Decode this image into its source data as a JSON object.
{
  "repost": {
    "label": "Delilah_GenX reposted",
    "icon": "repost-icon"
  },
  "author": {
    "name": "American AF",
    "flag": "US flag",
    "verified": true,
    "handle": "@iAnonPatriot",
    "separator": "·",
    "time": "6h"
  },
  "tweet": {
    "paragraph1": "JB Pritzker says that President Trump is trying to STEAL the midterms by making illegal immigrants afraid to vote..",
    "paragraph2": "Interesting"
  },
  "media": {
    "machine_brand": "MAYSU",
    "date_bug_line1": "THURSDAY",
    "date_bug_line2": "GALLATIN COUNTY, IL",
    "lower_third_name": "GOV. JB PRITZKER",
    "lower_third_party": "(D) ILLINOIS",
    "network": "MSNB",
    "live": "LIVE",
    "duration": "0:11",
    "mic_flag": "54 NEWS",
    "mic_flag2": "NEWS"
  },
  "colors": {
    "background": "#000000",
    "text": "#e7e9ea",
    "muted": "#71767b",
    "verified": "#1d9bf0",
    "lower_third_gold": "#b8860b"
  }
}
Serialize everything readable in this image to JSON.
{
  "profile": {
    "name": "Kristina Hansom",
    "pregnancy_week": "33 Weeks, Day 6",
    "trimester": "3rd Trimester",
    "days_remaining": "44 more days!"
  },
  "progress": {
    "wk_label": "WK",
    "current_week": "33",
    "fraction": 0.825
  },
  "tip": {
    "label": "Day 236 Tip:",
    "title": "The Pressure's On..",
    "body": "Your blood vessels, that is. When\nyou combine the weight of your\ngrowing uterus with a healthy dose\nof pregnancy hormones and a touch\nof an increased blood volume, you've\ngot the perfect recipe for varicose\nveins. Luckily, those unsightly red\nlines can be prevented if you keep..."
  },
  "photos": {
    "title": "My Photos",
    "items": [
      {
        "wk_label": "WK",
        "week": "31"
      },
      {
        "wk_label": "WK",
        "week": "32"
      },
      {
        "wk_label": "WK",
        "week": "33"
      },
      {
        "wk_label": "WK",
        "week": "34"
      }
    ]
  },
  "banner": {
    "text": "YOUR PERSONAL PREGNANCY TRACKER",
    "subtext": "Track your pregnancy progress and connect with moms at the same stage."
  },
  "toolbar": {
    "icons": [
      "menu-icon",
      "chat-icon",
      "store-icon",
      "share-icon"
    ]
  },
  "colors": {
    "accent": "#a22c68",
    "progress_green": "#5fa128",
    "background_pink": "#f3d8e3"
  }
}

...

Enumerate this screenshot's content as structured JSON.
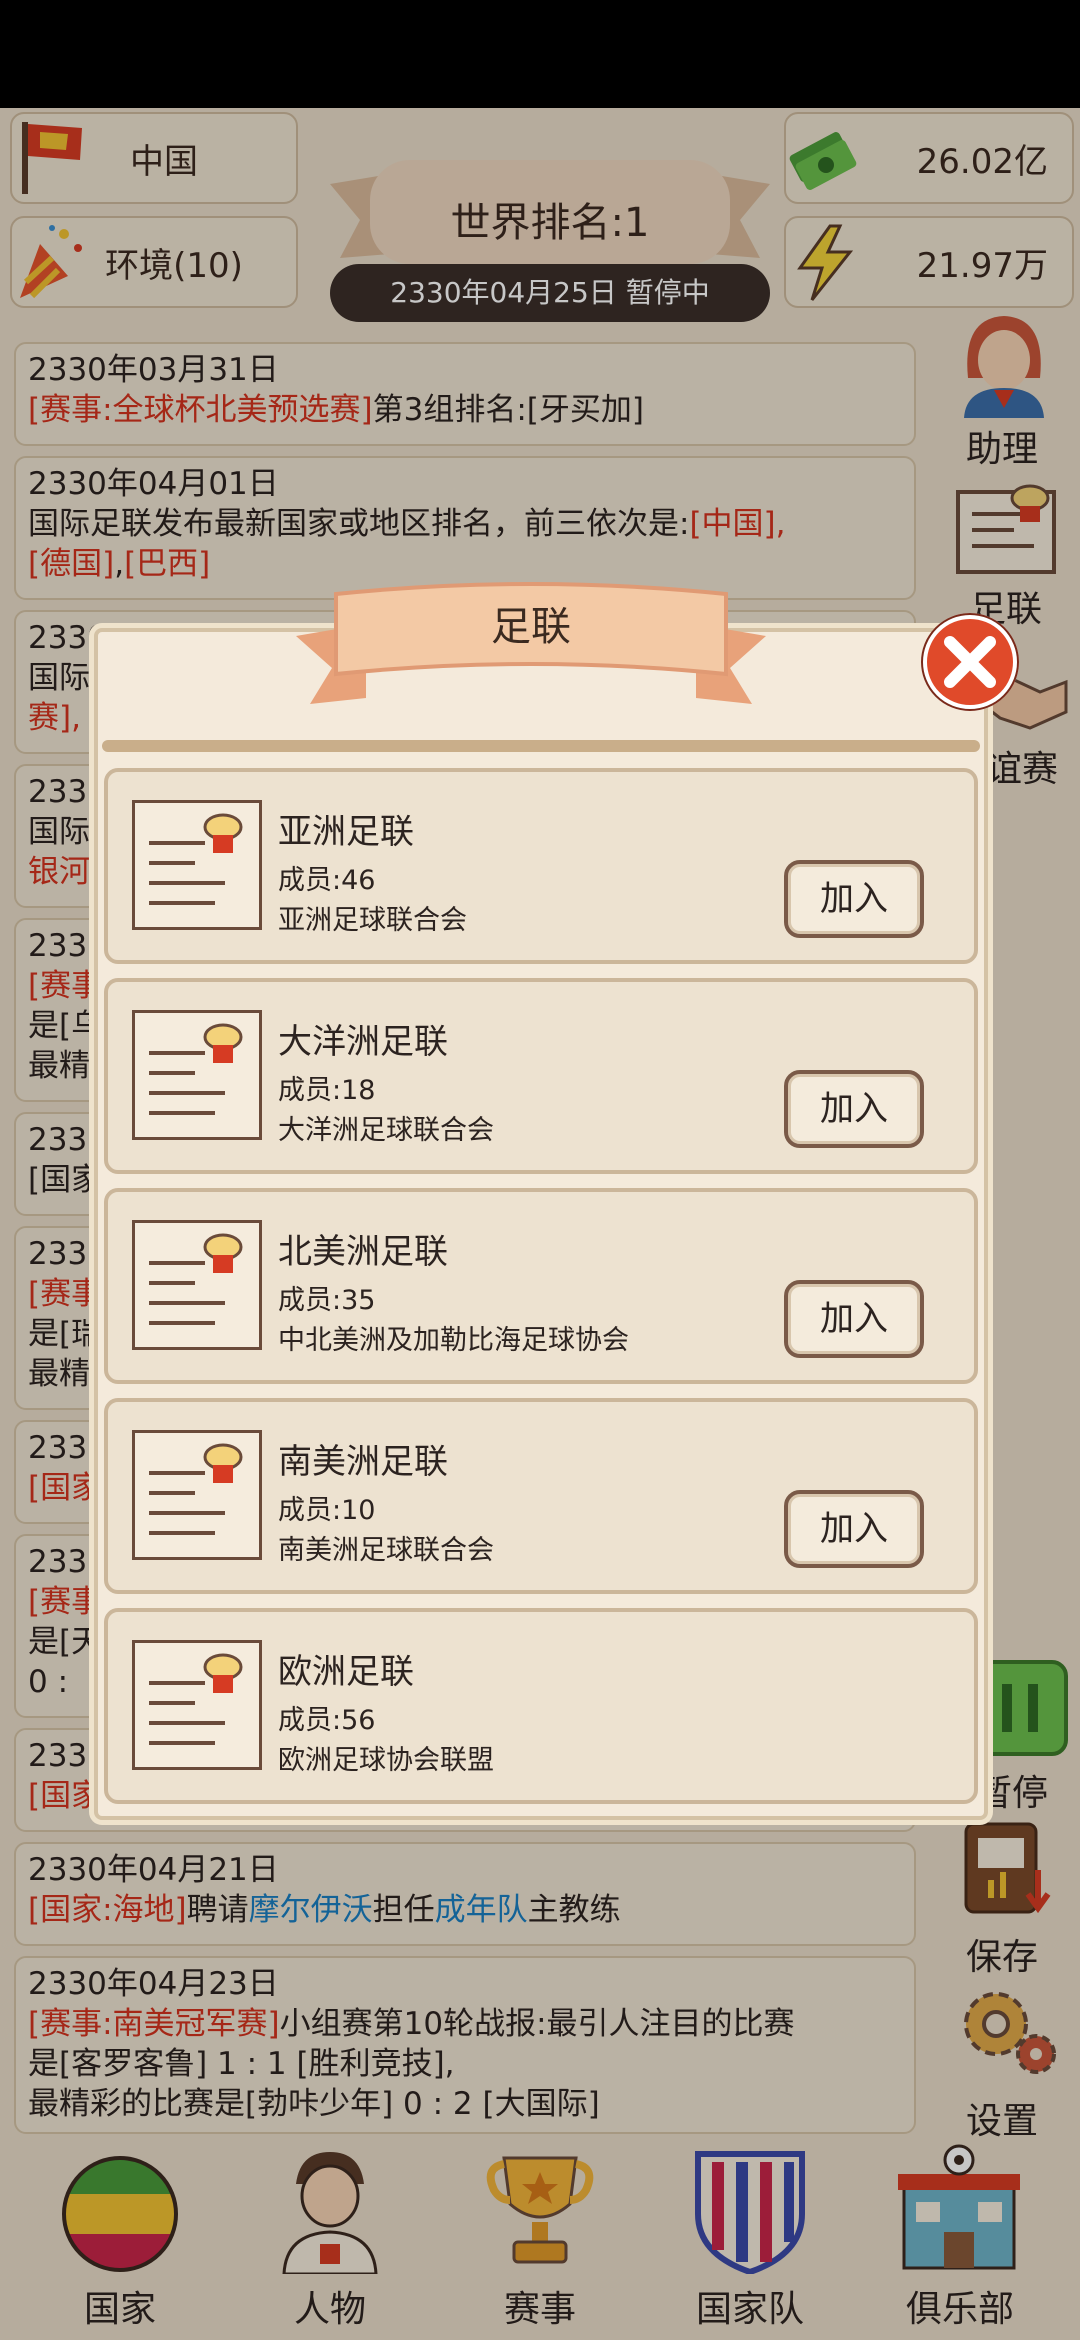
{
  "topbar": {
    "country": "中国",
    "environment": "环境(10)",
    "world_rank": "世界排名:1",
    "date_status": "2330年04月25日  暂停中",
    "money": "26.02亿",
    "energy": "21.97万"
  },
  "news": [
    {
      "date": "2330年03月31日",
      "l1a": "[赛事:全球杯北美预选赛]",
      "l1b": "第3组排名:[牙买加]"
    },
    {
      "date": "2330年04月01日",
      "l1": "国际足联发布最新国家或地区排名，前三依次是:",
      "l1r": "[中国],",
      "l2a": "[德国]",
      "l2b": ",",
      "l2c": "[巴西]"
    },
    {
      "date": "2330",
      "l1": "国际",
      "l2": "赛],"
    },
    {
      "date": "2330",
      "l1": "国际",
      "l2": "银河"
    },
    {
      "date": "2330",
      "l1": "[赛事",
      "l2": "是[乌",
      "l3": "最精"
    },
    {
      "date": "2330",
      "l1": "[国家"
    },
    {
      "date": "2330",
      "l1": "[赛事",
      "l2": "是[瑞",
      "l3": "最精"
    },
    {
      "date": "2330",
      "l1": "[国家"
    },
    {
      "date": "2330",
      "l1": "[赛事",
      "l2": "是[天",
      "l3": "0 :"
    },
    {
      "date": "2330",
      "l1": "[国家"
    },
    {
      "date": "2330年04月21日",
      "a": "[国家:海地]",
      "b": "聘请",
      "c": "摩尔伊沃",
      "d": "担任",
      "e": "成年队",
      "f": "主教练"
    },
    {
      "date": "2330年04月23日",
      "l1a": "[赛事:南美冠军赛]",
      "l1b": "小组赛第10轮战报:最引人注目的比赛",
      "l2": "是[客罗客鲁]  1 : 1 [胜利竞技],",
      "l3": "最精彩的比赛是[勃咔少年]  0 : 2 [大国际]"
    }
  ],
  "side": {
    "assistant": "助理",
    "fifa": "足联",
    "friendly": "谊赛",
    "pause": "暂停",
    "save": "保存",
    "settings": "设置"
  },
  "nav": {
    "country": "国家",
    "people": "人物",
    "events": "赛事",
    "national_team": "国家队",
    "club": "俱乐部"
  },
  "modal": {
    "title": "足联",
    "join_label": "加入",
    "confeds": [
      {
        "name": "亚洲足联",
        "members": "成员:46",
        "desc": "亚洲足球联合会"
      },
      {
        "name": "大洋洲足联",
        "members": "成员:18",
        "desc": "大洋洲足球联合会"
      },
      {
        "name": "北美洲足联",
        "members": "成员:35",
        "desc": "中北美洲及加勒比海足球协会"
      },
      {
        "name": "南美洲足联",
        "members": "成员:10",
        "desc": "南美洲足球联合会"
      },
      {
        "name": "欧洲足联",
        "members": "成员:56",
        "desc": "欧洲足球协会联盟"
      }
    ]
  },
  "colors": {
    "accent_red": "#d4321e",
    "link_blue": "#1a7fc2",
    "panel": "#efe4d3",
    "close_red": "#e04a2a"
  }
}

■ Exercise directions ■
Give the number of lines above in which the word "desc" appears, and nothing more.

■ Response to this exercise ■
5